Probability - Binomial Theorem


  • The Binomial Theorem can be used to find probability.
  • It is commonly used when the number of experiments is large.
  • In this method, you don't have to list the sample space of the experiment.
  • This method helps you calculate the probability that an event 'a' will occur a specific number of times when the experiment is repeated a specific number of times.
  • For example, if a coin is tossed 1000 times, using the Binomial Theorem, you can calculate the probability that P(heads) will occur exactly 450 times.


`P(x) = ^nC_r(a)^x(1-a)^{n-x}`
In the above formula,
  • 'a' is the probability of occurrence of the favorable event (given in the question)
  • '1 - a' means the probability of non-occurrence of the favorable event
  • 'n' is the number of times the experiment is repeated
  • P(x) means the probability of an event occurring 'x' times.


The binomial theorem helps you to calculate probability that an event 'a' will occur a given number of times when an experiment (that can result in 'a') is performed a given number of times.

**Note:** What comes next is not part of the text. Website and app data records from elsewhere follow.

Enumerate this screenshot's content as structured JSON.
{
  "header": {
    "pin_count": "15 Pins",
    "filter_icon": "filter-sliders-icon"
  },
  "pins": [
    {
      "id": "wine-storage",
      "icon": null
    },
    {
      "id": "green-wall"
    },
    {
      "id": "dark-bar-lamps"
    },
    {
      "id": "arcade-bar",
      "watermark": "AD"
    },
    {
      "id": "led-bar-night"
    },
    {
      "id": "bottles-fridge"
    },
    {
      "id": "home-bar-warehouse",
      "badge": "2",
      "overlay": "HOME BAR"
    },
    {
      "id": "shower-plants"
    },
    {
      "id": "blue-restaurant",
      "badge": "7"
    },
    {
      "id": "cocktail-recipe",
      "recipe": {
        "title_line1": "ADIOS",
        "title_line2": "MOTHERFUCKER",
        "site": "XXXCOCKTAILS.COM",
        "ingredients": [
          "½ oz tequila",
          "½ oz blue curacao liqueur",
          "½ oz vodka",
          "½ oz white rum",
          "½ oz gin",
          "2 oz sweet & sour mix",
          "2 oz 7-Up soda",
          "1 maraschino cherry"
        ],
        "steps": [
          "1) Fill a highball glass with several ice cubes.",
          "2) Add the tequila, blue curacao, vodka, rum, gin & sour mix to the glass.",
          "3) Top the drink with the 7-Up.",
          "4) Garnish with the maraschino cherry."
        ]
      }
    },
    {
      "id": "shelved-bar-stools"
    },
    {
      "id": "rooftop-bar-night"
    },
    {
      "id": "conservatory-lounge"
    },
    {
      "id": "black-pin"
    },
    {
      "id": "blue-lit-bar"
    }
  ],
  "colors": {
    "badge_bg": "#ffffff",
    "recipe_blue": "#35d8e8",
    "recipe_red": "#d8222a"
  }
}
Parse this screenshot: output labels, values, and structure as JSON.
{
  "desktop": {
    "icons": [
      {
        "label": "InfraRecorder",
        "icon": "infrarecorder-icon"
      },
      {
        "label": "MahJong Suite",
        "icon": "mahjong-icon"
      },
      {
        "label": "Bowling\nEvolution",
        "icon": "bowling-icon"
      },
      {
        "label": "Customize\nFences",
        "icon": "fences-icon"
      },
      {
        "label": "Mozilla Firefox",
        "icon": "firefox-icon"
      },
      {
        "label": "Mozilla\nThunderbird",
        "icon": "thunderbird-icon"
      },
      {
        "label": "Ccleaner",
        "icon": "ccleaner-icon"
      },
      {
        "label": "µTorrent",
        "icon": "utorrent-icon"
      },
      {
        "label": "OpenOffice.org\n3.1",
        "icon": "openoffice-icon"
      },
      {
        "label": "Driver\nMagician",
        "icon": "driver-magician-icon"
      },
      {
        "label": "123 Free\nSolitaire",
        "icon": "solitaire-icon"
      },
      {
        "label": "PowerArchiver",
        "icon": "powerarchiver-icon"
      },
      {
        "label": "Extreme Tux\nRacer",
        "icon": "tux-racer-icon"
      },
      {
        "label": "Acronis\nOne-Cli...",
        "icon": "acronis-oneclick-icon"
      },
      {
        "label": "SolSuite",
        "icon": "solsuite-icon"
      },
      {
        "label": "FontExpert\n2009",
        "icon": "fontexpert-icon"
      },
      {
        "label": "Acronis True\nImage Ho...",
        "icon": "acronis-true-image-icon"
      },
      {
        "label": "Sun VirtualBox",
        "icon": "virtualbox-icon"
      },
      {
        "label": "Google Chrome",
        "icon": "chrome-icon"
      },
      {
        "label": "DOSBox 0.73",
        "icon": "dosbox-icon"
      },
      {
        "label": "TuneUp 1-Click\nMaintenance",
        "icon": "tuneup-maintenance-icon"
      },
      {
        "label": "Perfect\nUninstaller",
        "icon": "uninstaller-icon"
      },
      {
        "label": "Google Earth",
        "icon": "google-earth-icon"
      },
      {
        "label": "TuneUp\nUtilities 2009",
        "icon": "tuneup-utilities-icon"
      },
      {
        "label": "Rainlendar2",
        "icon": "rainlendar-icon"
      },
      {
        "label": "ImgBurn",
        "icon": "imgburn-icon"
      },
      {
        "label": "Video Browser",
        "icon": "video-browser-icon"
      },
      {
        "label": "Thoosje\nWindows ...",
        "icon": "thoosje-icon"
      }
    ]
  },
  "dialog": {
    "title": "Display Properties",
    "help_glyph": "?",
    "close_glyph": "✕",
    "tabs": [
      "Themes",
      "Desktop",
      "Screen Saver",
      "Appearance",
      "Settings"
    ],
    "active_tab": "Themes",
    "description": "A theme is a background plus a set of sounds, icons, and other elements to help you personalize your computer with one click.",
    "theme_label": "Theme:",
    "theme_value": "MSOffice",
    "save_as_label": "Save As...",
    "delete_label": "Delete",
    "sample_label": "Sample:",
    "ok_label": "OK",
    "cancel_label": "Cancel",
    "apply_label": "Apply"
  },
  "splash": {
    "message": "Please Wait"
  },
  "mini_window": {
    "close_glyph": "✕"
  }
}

For example, if you toss a coin a thousand times, the binomial theorem can help you get the probability of getting exactly 470 heads out of 1000 tosses.

No comments:

Post a Comment